'The majority of players around here would be only too pleased to play at Carrow Road because players from the Ridgeons League and the Anglian Combination don't usually get the opportunity to play at Carrow Road in their careers.

'From a Norwich United perspective we are really looking forward to going there. You only have to see the joy when North Walsham scored against us in the last round on Saturday – and with all due respect I don't think too many of their players have played at Carrow Road. They would have loved it.

'The players in our club are looking forward to pitting their wits and their skills against professional footballers. I assume Norwich City will start as favourites to win the Norfolk Senior Cup but if they don't it will be a very prestigious trophy to win.'

So if it's business as usual for City v United in the heart of Norfolk, what game really does get the juices flowing?

'Our derby game is Wroxham,' said Chick. 'We're a stone's throw away from them. It's like Yarmouth against Gorleston for us. If Blofield were in the same league then that would be our derby.'

Will it change for just one night only at Carrow Road next month?

'I suppose you could look at it like that, realistically – we're just looking forward to going there.'

It's not easy selling to Chick the idea that Norwich City v Norwich United is a derby.

But Norwich isn't the only place where the gap between the 'big' team and a lesser one is so vast that the word is rarely used.

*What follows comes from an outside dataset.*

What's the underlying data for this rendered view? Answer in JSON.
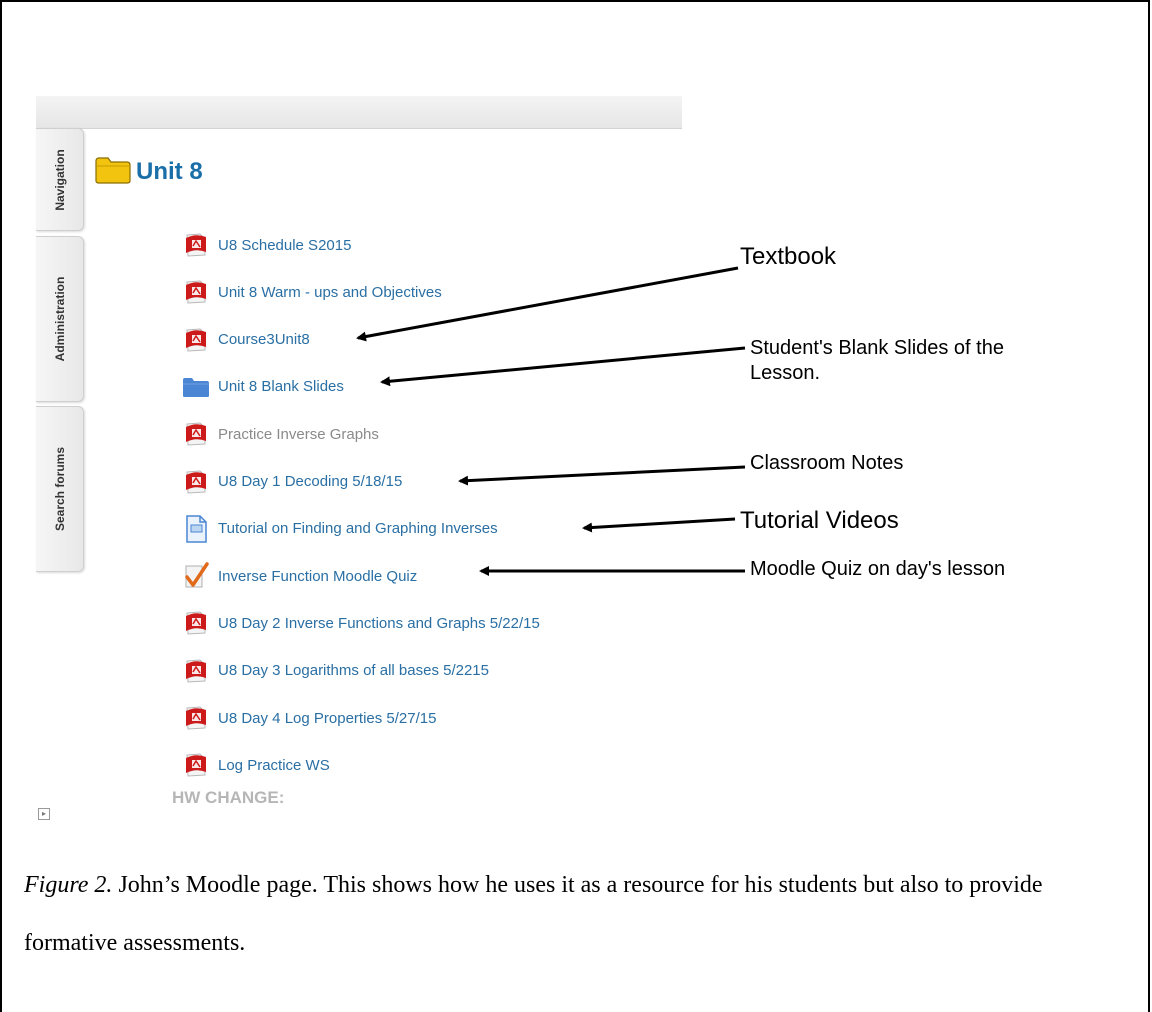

For Wigan Robin Park, who play in the Vodkat League, their derby isn't against Robert Martinez's Premier League side but against Ashton Town, with games, according to their website, 'feisty and competitive but always played in the right spirit'.

In the same league, Bootle and Formby are regarded as bitter rivals – but as Tony Onslow's book 'The Forgotten Rivals' illustrates, the original 'Merseyside derby' was Bootle v Everton.

Many Premier League and Football League clubs have non-League rivals that bear a similar name, but little else. Ditto Norwich United and Norwich City.

United's average home attendance in the league this season is 84. Their players don't make any sort of living from wearing the yellow and blue of the Planters. For some, it may actually cost them money to play.

City's Carrow Road, on the other hand, recently attracted record-breaking crowds in consecutive home games and the average home gate is just over 25,000.

Fixtures aren't arranged so that City and United don't clash; there's no need. It's not really a derby.